“One short-term lifesaver, especially for event florists, is that you can conceal blemishes on pricey blossoms and avoid losing profits,” says Gretchen. White flowers seem to show blemishes the most. Blooms like lilies, orchids and roses, as they get a little older, start to look a somewhat transparent. You can bump up the color by spraying Color Tool Flat White on the backside of the blooms. Making them usable for a short-term event, so you're not tossing a pricey blossom out. The color will look natural, but stronger.
“Hydrangea, the darling of the flower world, is another great canvas for spray color.” Sometimes you need a color that’s not available and can spray it. Many florists have revealed that they buy less expensive white, green, or blue varieties and shift the colors to make them look a pricey antique hydrangea. They can charge as much and make more profit.

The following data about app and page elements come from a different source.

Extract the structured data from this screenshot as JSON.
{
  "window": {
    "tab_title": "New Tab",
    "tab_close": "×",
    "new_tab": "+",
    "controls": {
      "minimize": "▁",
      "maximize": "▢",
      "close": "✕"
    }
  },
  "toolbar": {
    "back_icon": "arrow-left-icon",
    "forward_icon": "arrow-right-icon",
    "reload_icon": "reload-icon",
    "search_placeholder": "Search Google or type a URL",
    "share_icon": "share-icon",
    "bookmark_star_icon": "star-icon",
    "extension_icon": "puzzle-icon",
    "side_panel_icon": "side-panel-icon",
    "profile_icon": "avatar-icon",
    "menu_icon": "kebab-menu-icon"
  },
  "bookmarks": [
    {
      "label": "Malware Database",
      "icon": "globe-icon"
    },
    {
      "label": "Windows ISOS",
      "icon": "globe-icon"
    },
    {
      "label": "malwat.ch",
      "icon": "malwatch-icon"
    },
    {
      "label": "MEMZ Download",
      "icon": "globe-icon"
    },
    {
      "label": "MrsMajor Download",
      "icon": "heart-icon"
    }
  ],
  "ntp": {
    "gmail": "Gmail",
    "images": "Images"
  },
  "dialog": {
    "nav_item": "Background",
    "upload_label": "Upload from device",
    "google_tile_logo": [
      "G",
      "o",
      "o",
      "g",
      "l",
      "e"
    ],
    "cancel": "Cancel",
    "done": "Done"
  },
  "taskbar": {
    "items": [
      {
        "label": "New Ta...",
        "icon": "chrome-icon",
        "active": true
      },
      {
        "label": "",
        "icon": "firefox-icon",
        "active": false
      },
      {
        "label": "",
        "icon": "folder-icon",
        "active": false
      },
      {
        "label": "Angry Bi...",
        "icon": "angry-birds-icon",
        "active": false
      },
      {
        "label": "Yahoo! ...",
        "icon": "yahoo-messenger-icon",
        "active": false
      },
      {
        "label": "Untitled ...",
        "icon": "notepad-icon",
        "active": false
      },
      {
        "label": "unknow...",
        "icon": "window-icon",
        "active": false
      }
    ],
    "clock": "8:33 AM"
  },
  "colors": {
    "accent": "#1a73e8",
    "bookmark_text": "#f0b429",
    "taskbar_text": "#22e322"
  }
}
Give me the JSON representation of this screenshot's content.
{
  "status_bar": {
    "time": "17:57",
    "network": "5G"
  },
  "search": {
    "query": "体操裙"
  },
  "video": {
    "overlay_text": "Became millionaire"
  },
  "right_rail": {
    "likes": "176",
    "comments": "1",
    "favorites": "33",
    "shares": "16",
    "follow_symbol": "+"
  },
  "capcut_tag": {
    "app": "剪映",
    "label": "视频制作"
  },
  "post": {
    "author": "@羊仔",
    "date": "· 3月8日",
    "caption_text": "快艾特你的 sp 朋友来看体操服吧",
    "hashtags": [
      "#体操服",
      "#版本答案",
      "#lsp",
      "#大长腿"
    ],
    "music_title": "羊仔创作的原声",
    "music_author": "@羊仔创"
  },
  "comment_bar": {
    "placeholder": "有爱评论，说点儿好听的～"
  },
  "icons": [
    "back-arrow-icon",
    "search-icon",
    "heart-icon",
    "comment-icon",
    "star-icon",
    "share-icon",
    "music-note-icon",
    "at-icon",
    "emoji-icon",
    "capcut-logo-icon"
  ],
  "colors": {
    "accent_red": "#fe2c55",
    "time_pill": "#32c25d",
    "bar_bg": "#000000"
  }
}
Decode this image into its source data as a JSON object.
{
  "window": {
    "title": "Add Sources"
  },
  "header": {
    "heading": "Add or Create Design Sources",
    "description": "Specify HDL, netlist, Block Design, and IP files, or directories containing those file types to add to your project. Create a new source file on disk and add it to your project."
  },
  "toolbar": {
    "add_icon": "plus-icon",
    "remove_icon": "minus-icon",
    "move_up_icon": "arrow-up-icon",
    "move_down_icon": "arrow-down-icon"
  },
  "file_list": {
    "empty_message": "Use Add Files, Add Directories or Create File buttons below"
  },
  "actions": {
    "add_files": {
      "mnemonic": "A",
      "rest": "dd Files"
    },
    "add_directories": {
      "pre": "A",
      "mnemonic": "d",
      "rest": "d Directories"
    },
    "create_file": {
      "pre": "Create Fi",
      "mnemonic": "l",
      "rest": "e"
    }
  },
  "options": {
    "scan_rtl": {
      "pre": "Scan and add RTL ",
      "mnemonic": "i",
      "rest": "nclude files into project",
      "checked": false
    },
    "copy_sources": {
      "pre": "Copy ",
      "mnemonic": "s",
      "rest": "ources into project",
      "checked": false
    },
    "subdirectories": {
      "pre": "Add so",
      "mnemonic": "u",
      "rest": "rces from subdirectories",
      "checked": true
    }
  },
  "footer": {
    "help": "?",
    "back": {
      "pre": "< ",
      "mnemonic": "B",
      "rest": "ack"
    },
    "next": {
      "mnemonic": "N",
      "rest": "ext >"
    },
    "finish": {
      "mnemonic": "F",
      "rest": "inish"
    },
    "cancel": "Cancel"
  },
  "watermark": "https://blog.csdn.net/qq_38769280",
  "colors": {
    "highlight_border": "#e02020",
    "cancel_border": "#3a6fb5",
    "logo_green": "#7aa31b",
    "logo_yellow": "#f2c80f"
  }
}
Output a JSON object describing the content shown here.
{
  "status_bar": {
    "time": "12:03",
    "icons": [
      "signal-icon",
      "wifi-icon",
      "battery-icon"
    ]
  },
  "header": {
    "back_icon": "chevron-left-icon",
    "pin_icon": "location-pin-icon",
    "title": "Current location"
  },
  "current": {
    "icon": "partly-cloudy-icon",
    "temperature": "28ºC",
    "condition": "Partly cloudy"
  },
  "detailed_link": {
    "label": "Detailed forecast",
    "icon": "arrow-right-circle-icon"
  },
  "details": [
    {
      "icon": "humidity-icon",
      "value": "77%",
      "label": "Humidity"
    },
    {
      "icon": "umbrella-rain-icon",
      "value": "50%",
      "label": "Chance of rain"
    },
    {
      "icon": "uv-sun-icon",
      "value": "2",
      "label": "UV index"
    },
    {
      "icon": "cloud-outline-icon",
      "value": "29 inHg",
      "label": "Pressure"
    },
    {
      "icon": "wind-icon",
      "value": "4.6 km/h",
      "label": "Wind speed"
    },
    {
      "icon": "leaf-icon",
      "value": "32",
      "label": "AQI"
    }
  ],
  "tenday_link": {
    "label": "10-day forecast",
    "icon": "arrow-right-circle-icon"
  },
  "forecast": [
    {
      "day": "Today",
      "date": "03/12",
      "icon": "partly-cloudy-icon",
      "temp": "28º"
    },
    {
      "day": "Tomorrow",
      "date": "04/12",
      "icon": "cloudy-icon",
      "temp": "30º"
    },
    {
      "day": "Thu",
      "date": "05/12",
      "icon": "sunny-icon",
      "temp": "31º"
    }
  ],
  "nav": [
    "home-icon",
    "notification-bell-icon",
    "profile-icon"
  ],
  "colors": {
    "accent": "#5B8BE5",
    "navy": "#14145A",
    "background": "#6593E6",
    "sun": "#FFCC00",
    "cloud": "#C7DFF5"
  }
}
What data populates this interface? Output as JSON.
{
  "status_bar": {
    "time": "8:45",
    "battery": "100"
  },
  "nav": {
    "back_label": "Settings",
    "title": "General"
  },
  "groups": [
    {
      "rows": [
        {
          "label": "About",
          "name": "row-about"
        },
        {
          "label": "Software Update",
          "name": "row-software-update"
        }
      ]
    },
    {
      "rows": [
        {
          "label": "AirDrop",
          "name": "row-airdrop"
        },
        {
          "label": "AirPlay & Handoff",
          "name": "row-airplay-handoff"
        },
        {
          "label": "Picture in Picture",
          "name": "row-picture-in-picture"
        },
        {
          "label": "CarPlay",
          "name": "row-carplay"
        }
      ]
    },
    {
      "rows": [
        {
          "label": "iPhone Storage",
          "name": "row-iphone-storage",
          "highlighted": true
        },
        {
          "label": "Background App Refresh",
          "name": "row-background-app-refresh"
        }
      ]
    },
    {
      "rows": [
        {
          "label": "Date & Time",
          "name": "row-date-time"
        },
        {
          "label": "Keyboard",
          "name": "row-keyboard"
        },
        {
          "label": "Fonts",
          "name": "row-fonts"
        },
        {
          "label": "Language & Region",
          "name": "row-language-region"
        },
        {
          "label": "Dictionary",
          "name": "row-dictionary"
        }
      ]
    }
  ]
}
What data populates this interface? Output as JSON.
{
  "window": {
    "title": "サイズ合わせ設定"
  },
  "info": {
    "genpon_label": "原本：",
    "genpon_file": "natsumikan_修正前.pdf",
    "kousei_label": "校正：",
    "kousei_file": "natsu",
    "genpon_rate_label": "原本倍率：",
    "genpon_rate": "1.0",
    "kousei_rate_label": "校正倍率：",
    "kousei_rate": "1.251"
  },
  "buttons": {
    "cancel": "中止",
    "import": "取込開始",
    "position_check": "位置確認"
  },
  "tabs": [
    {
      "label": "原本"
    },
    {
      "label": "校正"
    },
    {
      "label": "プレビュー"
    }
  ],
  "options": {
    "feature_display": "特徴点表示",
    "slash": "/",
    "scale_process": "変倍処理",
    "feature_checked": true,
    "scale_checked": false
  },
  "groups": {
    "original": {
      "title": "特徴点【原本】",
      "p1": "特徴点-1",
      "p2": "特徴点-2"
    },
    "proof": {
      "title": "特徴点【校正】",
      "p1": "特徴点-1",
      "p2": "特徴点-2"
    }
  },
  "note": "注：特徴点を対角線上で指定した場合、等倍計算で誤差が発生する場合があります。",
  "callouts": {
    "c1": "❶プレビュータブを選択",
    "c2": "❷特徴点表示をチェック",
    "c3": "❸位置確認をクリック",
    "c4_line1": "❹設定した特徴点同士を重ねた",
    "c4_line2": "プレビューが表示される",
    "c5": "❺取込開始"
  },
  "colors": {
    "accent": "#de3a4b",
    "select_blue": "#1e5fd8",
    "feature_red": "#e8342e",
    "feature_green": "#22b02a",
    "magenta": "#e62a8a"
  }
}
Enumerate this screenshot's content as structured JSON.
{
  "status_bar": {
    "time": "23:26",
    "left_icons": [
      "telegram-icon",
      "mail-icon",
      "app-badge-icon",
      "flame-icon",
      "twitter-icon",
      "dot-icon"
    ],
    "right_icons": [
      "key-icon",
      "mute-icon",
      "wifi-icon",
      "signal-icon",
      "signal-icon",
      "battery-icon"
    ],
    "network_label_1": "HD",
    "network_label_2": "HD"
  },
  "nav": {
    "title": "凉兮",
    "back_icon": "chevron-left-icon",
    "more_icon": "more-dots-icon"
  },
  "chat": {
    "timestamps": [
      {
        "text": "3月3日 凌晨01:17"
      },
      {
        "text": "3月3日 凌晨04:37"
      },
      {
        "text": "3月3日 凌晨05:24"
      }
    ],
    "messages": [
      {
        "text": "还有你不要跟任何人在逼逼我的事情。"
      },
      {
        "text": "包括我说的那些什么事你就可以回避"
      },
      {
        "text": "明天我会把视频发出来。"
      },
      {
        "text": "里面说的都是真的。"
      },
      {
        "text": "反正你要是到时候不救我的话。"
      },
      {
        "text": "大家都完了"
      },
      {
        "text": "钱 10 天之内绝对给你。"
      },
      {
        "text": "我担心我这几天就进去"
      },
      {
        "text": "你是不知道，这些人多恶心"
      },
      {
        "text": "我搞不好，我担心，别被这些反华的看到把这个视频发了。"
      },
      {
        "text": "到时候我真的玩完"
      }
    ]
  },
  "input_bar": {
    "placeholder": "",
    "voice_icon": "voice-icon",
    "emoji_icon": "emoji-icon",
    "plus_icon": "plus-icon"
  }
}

Be cautious while spraying. “The propellant in color spray is very cold when delivered out of the nozzle. To avoid freezing petals hold the can a distance of 15 to 18 inches from the flower,” Gretchen continues. This allows the propellant to evaporate before the color lands on its surface. “When you've sprayed too close, and there is petal freezing, you'll see a browning of the bloom.”
Color Spraying Foliages
Color spraying foliages is another interesting way to add color or texture to a design. Foliages have varying textures. Some hold color stronger than others. Test spraying a leaf is a good idea to determine results.
Prior to color spraying, it’s important to see that the surface is free of any kind of oily residue or leaf shine. “Sometimes in production and packaging from the grower a leaf shine has been applied. This can interfere with the adhesion of the spray,” explains Gretchen. One way to remove the oils is to use a very soft cloth and rub the surface. At times, a light solution of detergent and water may be needed to help cut through the oils.
When spraying a large leaf like a monstera, start with a coat of silver. “Basically, silver acts like a primer,” Gretchen suggests. “When you need to go from dark to light color or cut interference from a base color, spray first with silver then with your desired color.” This helps to achieve a clean application of the color finish.
Try this paint saving tip - color spray multiple materials at once. For instance, several large foliage leaves. Position a drop cloth, plastic sheeting, or cardboard on the floor below to catch paint overspray. Lay the leaves you're going to spray next atop the material on the floor. As you're color spraying one item in-hand, the extra mist falls down on the other items and it begins to cover them. The overspray will begin to lightly coat the materials you'll be spraying next.
Photo: Design Master
(Monstera leaf with Super Silver primer to enhance the brighter Raspberry color. Reduces the number of coats needed.)